Still and others (2002) collected several samples. A sample in a narrow vein of galena and sphalerite in Adit 1 (of Gault and others, 1953) contained 161 parts per million (ppm) silver, 8.54 percent lead, and 2.10 percent zinc. A 4.6-foot sample across the face of Adit 2 contained 10.3 ppm silver, 1.058 percent lead, and 1.3 percent zinc; a select dump sample from this adit contained 4.73 ounces of silver per ton, 10.5 percent lead, and 6.60 percent zinc.

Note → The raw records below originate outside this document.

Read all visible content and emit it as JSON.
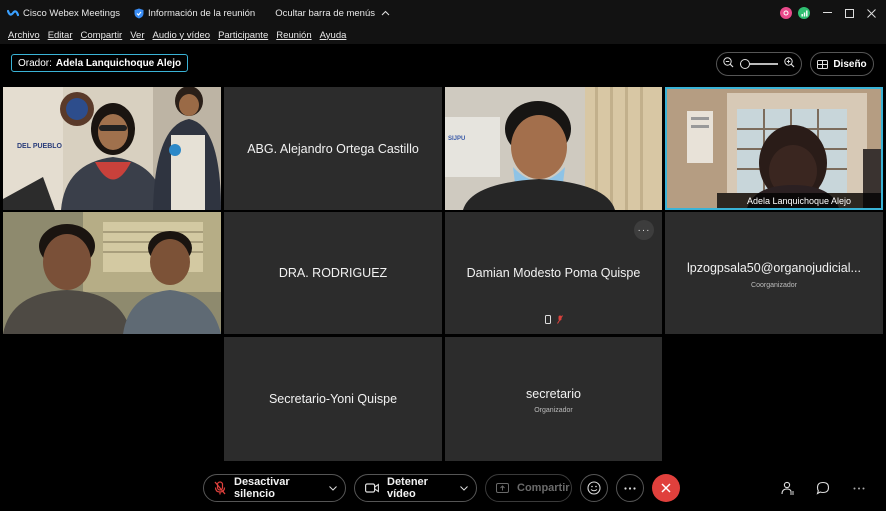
{
  "titlebar": {
    "app_name": "Cisco Webex Meetings",
    "meeting_info": "Información de la reunión",
    "hide_menu": "Ocultar barra de menús"
  },
  "menu": {
    "items": [
      "Archivo",
      "Editar",
      "Compartir",
      "Ver",
      "Audio y vídeo",
      "Participante",
      "Reunión",
      "Ayuda"
    ]
  },
  "header": {
    "speaker_label": "Orador:",
    "speaker_name": "Adela Lanquichoque Alejo",
    "layout_label": "Diseño"
  },
  "tiles": {
    "alejandro": "ABG. Alejandro Ortega Castillo",
    "adela": "Adela Lanquichoque Alejo",
    "rodriguez": "DRA. RODRIGUEZ",
    "damian": "Damian Modesto Poma Quispe",
    "lpz": "lpzogpsala50@organojudicial...",
    "lpz_role": "Coorganizador",
    "yoni": "Secretario-Yoni Quispe",
    "secretario": "secretario",
    "secretario_role": "Organizador",
    "sijpu_sign": "SIJPU",
    "pueblo_sign": "DEL PUEBLO"
  },
  "controls": {
    "mute_label": "Desactivar silencio",
    "video_label": "Detener vídeo",
    "share_label": "Compartir"
  },
  "colors": {
    "accent": "#3ab3d6",
    "end_call": "#e0403c",
    "tile_bg": "#2c2c2c"
  }
}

Still and others also sampled several trenches and pits; the samples contained 178 to 411 ppm silver, 2,049 to 3,266 ppm copper, 7.89 to 25.1 percent lead, and 3.60 to 16.4 percent zinc.
Geologic map unit (-132.097482889514, 56.4733654402692)
Mineral deposit model Sulfide-bearing quartz breccia along a regional fault.

Production and reserves

Workings or exploration The Lake mine was first staked in 1905 as the Margery claims and by 1908 was exposed in several open cuts and short tunnels (Wright and Wright, 1905, 1908). One ton of ore was shipped in 1921 (Gault and others, 1953); It was still active in 1925 when it was restaked as the Lake claims and was active until at least 1927 (Buddington, 1926, Smith 1930a, Smith 1930b). It was restaked in 1965 and again in 1978 by the Pacific Coast Molybdenum Co. who held the claims until 1986 (Still and others, 2002). The workings consist of three adits, numerous trenches, and surface stripping; most probably date to before 1927.
Indication of production Yes; small
Reserve estimates None.
Production notes One ton of ore shipped to smelter in 1920 (Gault and others, 1953).

References

MRDS Number A01030

References

Still, J.C., Bittenbender, P.E., Bean, K.W., and Gensler, E.G., 2002, Mineral assessment of the Stikine area, central southeast Alaska: Bureau of Land Management Technical Report 51, 560 p.
U.S. Bureau of Mines, 1980, Claim map, Petersburg quadrangle, Alaska: U.S. Bureau of Mines Map 117, 1 sheet, scale 1:250,000.
Reporters H. C. Berg (Fullerton, California); D.J. Grybeck (Port Ludlow, WA)
Last report date 3/4/2008